2. Menon, Arjun. “PFF Data Study: Breaking down WAIL and the most impactful injuries in the NFL last season.” 7/27/21.
3. Mack CD, Kent RW, Coughlin MJ, et al. “Incidence of Lower Extremity Injury in the National Football League: 2015 to 2018.” American Journal of Sports Medicine. 2020;48(9):2287–2294.
4. Findley T, Chaudhry H, Stecco A, and Roman, M. “Fascia research—a narrative review.” Journal of Body Movement Therapies. 2012;16(1):67–75.
5. Langevin, HM. “Fascia Mobility, Proprioception, and Myofascial Pain.” Life. 2021;11(7): 668.
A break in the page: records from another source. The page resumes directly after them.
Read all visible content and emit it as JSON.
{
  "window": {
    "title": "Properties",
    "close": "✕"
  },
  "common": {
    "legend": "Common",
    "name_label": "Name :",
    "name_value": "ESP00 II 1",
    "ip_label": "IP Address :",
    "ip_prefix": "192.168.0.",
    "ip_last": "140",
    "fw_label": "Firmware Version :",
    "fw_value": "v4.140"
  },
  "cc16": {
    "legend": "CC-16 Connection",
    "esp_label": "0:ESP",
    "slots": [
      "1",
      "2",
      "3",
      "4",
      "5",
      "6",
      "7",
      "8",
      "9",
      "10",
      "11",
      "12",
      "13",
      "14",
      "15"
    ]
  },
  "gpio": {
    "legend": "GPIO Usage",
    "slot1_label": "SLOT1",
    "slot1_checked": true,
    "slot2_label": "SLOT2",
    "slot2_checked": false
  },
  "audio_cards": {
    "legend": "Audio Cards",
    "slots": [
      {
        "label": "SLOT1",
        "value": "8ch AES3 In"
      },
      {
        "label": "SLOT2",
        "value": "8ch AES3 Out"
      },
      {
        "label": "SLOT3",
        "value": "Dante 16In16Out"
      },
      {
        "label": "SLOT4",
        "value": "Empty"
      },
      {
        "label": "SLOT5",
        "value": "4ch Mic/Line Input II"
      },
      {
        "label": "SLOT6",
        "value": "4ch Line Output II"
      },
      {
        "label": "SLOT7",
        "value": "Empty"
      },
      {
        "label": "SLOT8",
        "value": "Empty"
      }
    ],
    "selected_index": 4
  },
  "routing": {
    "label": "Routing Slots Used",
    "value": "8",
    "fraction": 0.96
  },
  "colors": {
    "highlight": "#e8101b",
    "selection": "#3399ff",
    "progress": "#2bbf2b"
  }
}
6. Stecco C, Pirri C, Fede C, Yucesoy CA, De Caro R, and Stecco A. “Fascial or Muscle Stretching? A Narrative Review.” Applied Sciences. 2021;11(1):307.